YOUR OBJECTIVE
Please tally the lines of the records that contain "connection" and send back only the total.
### AVAILABLE DATA ###
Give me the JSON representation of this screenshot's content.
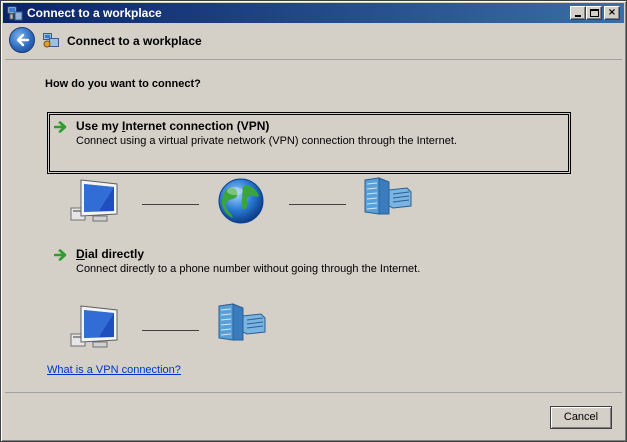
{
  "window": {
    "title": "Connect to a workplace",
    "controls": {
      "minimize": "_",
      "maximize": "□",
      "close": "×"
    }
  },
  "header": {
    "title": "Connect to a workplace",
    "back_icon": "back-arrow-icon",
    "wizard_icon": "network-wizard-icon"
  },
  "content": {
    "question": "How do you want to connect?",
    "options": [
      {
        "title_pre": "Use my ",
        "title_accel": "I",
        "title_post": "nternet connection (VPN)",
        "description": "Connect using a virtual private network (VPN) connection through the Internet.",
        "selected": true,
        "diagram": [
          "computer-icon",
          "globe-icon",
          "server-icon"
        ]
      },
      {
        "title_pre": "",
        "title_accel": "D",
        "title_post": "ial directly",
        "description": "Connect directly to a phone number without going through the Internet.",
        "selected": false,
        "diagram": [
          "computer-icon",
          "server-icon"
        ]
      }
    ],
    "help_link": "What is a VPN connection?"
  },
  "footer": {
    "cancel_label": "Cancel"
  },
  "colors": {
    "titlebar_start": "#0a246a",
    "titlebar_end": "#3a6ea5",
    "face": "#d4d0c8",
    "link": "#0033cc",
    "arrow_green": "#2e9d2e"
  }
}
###
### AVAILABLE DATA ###
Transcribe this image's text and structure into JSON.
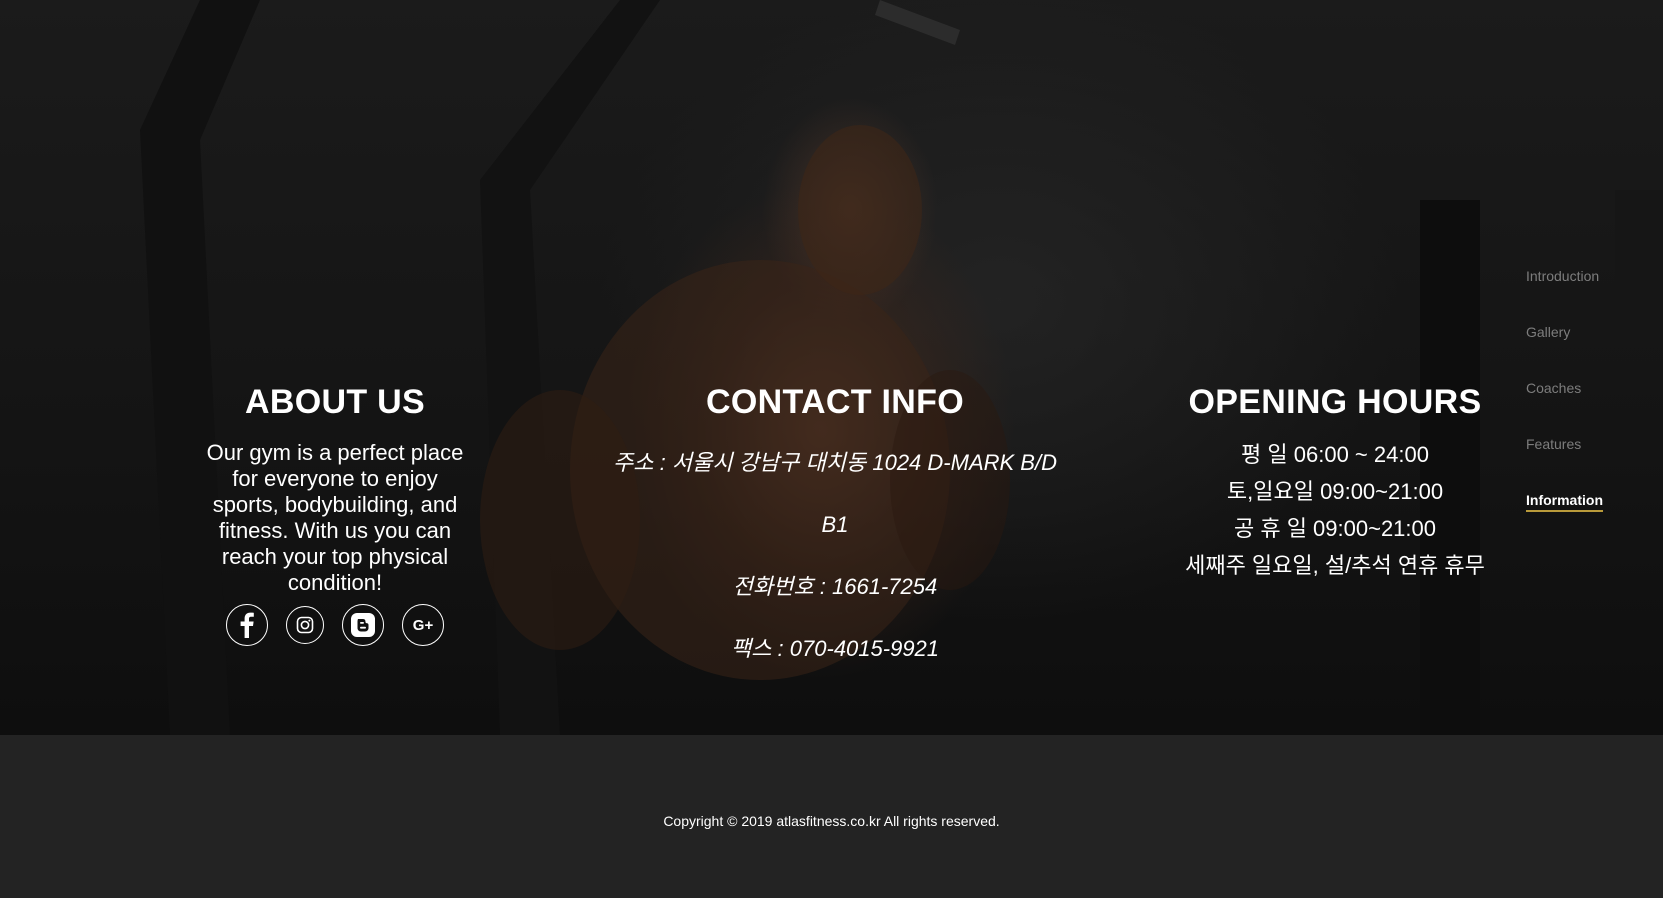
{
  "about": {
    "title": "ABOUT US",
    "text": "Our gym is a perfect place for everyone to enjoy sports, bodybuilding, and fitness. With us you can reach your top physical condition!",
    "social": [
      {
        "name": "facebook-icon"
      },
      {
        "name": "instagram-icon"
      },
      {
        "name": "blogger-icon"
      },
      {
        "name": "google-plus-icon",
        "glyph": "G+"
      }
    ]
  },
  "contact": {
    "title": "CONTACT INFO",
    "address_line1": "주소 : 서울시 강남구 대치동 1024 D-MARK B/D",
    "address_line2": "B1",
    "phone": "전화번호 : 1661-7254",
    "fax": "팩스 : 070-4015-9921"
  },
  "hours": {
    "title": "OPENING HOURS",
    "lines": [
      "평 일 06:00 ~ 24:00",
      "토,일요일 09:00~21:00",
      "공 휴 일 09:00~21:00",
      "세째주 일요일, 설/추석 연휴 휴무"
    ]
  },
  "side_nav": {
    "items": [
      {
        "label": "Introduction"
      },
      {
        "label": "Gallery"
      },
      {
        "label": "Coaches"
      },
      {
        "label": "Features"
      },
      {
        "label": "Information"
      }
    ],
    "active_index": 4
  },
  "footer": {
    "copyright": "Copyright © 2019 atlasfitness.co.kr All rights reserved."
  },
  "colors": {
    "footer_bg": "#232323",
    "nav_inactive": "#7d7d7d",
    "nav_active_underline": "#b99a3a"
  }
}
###
ANSWER TO THIS PROBLEM
3